The door-windows are of stained glass most elegantly and curiously worked. Most of the windows are wreathed with lace shades in designs of birds, cupids, and garlands of flowers. In the entrance hall crimson silk shades lined with black netting are used, as the light penetrating through them fills the hall with a rich, subdued glow. This gentle glow sets the visitor at once in the right frame of mind. She is to abandon the tense, cynical outlook necessary to shield oneself from the harmful influences of the current age, and instead allow herself to be what she really is: a faithful servant of Beauty. The building she has entered is a sanctuary of Beauty, and nothing that mars the special atmosphere is allowed within. From the architectural proportions to the most minute details of embroidered napkins, everything is in harmony and chosen for their beauty. It is a place of rest for those whose daily existence makes them suffer a thousand little indignities and attacks on their sense of aesthetics – a resort for a weekend or as long as it takes to cure the effects of the Cloud of Ugliness.

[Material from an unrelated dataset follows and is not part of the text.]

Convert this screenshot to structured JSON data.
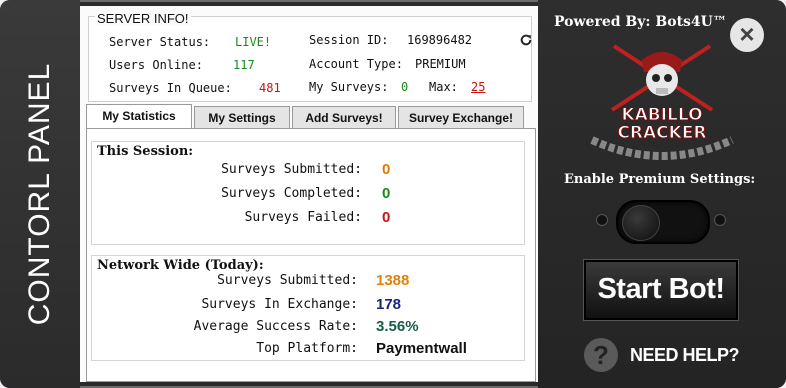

They arrive alone or in small groups, dressed in elegant travel suits and carrying stylish luggage and colourful hat boxes. Already on the entrance steps they feel the cares of the outside world melting away. Visitors are asked to dress accordingly, and of course they do, for it is their longing to wear the most beautiful and charming fashions among others who share the same desire. From the morning meal, served in a lovely pastel-toned breakfast room, to the evening dances in the grand hall, each activity shall be enjoyed in just the correct outfit.
Each lady visitor takes care to match the occasion, season, time of the day and even the decoration of the room with her appearance. They nod approvingly at each others’ neat morning gowns and linen caps during the breakfast. The share smiles of pure delight when meeting in the parlor for an educational lecture, each and every one wearing a trim morning dress, chic hat and fresh gloves – all following the rules of good taste and yet each one different, suited to the wearer’s personality and type. Afternoon tea is the chance to take pleasure in the tea gown, garnished with every luxury which extravagance could suggest. Those with taste for cocktails may at the appointed hour garb themselves in the most gorgeous hats the world has ever had the joy to witness. And the conclusion of the day is the grand evening dance, as formal dress affords the greatest opportunity for the esteemed visitors to dress up, to express through their clothes gaiety and romance, beauty and sophistication.